>>>>>

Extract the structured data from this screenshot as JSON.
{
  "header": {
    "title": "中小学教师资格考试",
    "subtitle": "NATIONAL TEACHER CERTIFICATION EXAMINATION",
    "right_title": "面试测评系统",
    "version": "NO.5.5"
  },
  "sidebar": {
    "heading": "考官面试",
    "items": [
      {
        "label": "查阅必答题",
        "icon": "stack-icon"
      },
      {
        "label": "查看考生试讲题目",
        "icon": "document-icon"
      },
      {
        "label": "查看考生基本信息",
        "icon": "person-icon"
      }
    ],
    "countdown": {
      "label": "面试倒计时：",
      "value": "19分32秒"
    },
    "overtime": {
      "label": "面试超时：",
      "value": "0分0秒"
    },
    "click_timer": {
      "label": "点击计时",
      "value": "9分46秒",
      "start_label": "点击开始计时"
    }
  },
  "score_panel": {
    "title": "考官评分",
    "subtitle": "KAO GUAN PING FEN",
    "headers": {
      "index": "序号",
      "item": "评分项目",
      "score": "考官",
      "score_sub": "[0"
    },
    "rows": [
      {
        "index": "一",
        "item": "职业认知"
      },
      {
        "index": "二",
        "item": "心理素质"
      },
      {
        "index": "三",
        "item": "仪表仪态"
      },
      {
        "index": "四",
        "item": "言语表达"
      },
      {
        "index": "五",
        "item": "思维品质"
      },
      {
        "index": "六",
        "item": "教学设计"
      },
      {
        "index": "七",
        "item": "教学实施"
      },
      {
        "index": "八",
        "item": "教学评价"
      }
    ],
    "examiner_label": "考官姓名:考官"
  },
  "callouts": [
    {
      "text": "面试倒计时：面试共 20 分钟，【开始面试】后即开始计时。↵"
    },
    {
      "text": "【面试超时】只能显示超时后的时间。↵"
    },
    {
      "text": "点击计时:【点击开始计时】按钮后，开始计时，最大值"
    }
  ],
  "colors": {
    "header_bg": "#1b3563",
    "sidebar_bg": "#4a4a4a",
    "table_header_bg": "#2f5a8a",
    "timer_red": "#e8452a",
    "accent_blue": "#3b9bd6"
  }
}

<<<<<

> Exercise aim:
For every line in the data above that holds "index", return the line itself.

> Worked solution:
      "index": "序号",
        "index": "一",
        "index": "二",
        "index": "三",
        "index": "四",
        "index": "五",
        "index": "六",
        "index": "七",
        "index": "八",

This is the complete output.